Entries from a dataset of interfaces:

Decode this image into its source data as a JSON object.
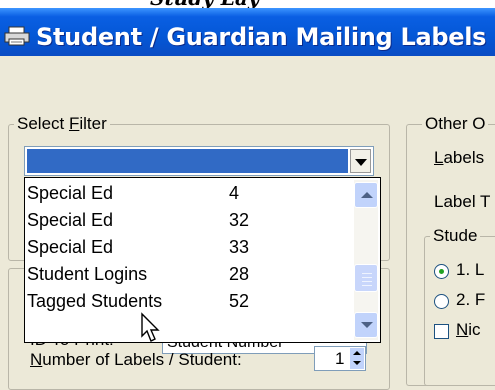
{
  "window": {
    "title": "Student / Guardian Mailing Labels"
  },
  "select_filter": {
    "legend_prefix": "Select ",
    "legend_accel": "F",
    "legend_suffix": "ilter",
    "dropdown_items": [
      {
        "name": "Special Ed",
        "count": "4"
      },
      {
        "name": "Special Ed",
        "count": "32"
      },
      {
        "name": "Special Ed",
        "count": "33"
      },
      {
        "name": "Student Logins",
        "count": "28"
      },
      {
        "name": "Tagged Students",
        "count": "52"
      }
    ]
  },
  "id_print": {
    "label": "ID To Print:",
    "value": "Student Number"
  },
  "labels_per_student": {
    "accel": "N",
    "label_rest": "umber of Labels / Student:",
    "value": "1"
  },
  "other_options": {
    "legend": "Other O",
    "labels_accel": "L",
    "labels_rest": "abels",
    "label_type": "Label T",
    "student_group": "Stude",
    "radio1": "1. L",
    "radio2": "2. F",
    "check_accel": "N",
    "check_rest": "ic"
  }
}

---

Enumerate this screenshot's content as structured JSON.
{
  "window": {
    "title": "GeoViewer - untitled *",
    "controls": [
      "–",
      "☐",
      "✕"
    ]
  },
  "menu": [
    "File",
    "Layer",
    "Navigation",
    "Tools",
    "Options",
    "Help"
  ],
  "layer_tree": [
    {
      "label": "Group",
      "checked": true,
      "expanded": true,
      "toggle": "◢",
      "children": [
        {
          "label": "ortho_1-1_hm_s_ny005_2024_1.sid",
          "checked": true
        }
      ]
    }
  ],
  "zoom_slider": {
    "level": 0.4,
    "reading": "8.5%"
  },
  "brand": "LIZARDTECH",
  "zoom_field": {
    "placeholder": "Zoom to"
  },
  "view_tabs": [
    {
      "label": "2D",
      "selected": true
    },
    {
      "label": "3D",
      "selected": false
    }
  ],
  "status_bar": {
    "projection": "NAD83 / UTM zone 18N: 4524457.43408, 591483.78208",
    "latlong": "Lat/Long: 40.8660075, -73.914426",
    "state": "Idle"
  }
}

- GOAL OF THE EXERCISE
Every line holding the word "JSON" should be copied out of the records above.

- RESPONSE BELOW
Decode this image into its source data as a JSON object.
Enumerate this screenshot's content as structured JSON.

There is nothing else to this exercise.